Annals of the Rheumatic Diseases ; 82(Suppl 1):2110-2111, 2023.
Article in English | ProQuest Central | ID: covidwho-20238341

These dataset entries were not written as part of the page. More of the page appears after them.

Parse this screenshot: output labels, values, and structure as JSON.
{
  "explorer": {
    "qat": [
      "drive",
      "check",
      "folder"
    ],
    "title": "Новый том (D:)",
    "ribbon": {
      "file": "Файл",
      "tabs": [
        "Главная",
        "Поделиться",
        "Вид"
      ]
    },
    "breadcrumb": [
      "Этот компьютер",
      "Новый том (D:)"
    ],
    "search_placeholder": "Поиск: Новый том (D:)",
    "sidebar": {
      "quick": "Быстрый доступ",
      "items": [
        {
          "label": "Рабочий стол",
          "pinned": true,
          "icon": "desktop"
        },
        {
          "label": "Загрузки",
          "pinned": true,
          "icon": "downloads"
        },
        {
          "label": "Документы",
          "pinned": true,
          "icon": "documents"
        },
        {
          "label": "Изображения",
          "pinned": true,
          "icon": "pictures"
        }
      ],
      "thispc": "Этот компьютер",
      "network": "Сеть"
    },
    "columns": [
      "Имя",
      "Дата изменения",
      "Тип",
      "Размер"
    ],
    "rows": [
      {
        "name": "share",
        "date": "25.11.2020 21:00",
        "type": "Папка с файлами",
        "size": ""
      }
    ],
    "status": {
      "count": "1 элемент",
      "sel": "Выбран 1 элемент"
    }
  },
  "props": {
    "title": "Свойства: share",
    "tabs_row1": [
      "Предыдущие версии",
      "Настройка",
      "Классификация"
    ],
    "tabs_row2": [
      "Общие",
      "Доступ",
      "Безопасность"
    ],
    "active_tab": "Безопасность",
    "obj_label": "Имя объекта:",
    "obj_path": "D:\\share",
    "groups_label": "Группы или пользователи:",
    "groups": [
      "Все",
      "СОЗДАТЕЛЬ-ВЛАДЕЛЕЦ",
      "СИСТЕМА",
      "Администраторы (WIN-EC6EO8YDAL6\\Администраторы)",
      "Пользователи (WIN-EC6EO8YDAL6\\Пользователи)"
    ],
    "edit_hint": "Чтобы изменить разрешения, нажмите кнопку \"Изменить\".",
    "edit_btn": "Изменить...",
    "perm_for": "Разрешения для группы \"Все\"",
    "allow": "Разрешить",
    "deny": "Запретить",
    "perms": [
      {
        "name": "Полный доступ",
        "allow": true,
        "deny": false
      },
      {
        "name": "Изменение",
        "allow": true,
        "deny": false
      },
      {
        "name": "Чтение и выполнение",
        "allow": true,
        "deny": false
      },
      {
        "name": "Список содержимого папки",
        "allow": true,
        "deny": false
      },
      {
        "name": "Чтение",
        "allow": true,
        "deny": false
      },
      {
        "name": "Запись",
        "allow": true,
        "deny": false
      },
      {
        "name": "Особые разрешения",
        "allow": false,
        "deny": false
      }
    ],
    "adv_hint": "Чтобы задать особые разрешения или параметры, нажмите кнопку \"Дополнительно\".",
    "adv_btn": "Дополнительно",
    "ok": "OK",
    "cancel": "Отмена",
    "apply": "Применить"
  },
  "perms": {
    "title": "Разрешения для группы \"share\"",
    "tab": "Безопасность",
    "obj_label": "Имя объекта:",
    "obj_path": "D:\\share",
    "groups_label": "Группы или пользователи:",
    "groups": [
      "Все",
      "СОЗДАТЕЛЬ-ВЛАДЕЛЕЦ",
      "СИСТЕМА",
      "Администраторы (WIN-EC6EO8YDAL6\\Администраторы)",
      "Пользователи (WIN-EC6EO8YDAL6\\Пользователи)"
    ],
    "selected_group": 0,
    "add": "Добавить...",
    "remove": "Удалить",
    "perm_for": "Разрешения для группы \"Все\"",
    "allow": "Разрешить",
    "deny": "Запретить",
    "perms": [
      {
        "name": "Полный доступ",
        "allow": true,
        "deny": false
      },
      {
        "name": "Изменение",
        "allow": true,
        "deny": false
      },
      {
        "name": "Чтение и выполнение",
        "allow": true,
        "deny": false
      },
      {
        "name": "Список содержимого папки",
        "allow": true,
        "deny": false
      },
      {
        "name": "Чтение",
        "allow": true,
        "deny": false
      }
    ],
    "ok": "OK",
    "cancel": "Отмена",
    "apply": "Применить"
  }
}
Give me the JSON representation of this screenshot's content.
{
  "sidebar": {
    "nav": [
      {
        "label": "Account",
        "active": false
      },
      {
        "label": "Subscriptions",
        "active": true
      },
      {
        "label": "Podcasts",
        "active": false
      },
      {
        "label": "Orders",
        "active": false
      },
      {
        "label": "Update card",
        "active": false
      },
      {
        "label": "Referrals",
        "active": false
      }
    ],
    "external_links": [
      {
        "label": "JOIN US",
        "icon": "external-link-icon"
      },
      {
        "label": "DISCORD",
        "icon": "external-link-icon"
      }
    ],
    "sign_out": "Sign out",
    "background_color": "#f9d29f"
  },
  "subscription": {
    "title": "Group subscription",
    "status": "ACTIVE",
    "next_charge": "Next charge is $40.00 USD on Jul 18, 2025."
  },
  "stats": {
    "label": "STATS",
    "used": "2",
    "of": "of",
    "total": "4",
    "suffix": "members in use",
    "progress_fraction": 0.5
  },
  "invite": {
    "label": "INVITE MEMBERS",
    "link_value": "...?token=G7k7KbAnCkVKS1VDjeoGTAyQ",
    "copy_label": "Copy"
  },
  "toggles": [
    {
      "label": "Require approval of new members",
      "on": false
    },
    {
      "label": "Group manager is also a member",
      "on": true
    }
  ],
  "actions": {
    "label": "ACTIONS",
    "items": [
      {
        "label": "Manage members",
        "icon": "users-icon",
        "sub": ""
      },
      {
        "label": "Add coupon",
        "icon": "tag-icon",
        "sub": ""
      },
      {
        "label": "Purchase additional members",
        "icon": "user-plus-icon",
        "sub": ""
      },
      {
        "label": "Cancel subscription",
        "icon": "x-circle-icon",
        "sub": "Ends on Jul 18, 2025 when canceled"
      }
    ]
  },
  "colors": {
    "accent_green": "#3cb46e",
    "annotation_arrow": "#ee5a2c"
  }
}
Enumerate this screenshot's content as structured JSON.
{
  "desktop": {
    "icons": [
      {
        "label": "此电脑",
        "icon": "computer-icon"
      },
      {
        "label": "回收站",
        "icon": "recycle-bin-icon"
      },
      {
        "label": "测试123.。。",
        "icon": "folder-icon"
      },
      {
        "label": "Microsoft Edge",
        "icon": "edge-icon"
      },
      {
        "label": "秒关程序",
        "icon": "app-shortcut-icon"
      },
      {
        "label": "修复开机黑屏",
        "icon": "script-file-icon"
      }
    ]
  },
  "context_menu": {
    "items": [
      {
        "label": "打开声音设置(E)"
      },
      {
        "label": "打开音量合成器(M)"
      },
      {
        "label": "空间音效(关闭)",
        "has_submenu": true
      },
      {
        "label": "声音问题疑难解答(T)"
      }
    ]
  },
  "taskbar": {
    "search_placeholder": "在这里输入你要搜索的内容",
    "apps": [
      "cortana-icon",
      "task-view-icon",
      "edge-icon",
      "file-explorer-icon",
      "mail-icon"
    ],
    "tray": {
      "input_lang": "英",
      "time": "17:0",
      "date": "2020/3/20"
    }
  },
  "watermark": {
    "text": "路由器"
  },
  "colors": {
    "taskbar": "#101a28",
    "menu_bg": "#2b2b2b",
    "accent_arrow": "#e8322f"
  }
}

BackgroundIn Tunisia, during the last decade, the number of MSDs declared as compensable occupational diseases has been increasing. So, what is the impact of the COVID-19 pandemic on the MSD reporting rate.ObjectivesTo describe the socio-professional characteristics of workers with musculoskeletal disorders (MSDs) and to determine the reporting rate of MSDs as occupational diseases.MethodsA descriptive cross-sectional study among workers with work-related MSDs who consulted the occupational medicine department of the Charles Nicolle Hospital for medical advice between January 2021 and September 2022.ResultsA total of 109 workers with MSDs were included in this study. The workers were 64.2% female. The average age was 46 ± [21-61 years]. The sectors most prone to MSDs were the health sector (27.5%), food processing (16.5%) and textiles (15.6%). The workers reported MSDs of the upper limb in 31.2%, MSDs of the lower limb in 33.9% and of the spine in 69.7%. These MSDs reported included 5/13 cases of rotator cuff tendinopathy, 6/13 cases of carpal tunnel syndrome, one case of achilles tendonitis and one case of Dequervain's tenosynovitis.ConclusionDuring the COVID-19 pandemic, the reporting of MSDs as occupational diseases has declined considerably. This decline can be explained by the difficult access to hospital facilities.References[1][2] of InterestsNone Declared.